By day, Rodriguez, a 2003 Harker Heights High School graduate, is a development specialist at the Central Texas Workforce Center in Killeen. By evening and on weekends, she is creator and owner of Lee Designs, refurbishing and making furniture by hand.
Inside the garage of her Killeen home, wood chips fly through the air along with the smells of lemon oil and acrylic paint. Light music plays as Rodriguez prepares to finish her project.
“I love doing this. It brings me joy every minute,” Rodriguez said.
Born in New York and raised in Puerto Rico and other places around the globe, Rodriguez and her family settled in Central Texas in 1995.
“Both of my parents served in the Army, so the moving around helped me with many of my designing influences as well as 1800-era history,” Rodriguez said.
By the time she was 9, Rodriguez already started painting on canvas and began working with furniture when she was 11. She learned everything from her mother.
“The women in my family take pride in furniture-making,” Rodriguez said. “It is almost an unofficial family tradition.”
Now, Rodriguez’s son, Andres, is carrying on that tradition.
“He is my little helper around the shop. He measures, cleans and even helps me paint,” she said.
In early 2012, Rodriguez was encouraged by her co-worker, Marcus Carr, to take her hobby to a more serious level and start a business.
“We saw her work and wanted to help her take this to a another level. She is very talented and we always give her old furniture to be refurbished or to change into, who knows, a new coffee table,” Carr said.
By mid-2012, Rodriguez began making a name for herself by word of mouth. Soon she was vending at fairs, and even helped raise funds to support veterans. By the end of 2012, Rodriguez was selling her furniture throughout Bell County.
“It was very exciting to finally get the ball rolling,” she said.
In 2013, after her grandmother died, Rodriguez had to take a break from her business.
“I took it very hard when she passed, so I had to step away from the business side of things,” Rodriguez said. “My grandmother was the rock of the family and we were really close.
During her grieving, she started to paint images of her grandmother. In the process, she found a new artistic method — paper acrylic — an extremely versatile, fast-drying form of painting.
Rodriguez said she’s now ready to start her business again.

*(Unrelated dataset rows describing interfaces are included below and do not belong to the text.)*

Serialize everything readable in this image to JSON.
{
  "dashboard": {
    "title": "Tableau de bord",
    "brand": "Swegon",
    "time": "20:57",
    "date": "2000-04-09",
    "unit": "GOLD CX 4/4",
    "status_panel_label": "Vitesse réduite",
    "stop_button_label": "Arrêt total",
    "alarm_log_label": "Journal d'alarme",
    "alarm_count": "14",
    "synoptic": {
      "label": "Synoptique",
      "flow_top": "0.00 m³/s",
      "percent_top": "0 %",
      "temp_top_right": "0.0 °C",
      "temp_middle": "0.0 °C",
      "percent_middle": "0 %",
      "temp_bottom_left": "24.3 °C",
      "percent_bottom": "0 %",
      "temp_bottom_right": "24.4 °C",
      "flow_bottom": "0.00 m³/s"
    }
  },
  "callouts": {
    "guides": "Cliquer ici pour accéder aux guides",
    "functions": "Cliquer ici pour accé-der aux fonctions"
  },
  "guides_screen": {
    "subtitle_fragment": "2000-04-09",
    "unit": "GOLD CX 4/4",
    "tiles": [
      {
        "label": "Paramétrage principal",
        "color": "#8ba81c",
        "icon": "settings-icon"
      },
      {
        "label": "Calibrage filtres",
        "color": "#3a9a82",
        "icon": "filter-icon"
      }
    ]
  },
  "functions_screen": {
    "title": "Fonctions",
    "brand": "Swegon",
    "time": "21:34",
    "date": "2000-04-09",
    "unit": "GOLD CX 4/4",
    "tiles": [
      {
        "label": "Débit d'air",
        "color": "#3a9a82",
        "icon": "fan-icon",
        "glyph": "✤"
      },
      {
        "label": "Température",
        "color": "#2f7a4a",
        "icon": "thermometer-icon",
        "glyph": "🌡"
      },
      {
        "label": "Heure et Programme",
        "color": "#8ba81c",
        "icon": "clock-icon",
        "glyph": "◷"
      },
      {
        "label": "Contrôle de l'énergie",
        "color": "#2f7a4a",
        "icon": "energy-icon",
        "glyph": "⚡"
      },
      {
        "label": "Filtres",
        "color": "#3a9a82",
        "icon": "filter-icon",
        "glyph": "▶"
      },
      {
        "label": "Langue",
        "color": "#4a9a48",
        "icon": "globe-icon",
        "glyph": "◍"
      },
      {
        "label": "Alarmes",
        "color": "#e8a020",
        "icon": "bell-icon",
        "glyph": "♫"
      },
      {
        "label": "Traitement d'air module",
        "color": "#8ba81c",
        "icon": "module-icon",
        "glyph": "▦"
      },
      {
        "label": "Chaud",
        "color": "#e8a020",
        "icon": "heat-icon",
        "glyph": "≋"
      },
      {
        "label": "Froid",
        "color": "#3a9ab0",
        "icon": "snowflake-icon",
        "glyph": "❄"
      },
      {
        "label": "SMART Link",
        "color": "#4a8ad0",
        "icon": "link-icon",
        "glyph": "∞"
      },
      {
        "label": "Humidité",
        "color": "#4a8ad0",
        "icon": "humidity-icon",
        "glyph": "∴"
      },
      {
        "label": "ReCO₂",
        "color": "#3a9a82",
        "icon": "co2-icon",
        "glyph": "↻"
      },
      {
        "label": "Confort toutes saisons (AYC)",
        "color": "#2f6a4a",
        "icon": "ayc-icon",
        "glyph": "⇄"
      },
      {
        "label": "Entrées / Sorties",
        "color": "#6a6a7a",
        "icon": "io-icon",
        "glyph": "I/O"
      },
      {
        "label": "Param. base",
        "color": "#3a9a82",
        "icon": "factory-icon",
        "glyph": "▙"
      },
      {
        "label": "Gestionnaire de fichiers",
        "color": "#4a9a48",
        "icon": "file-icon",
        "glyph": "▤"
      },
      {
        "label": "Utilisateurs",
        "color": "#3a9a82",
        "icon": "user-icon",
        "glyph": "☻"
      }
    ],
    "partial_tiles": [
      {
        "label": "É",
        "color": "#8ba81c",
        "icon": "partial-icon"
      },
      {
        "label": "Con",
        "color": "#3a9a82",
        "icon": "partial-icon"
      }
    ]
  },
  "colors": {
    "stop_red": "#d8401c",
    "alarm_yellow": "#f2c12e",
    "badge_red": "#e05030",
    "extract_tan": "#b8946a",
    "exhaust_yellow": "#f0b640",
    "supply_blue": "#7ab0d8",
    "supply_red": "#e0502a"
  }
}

“I see myself owning a shop one day and being solely focused on my craft,” she said. “When I paint, decorate or even design, I am expressing myself without speaking. This is not only my hobby, but it is my therapy.”
Monique Brand - Herald correspondentâ€‹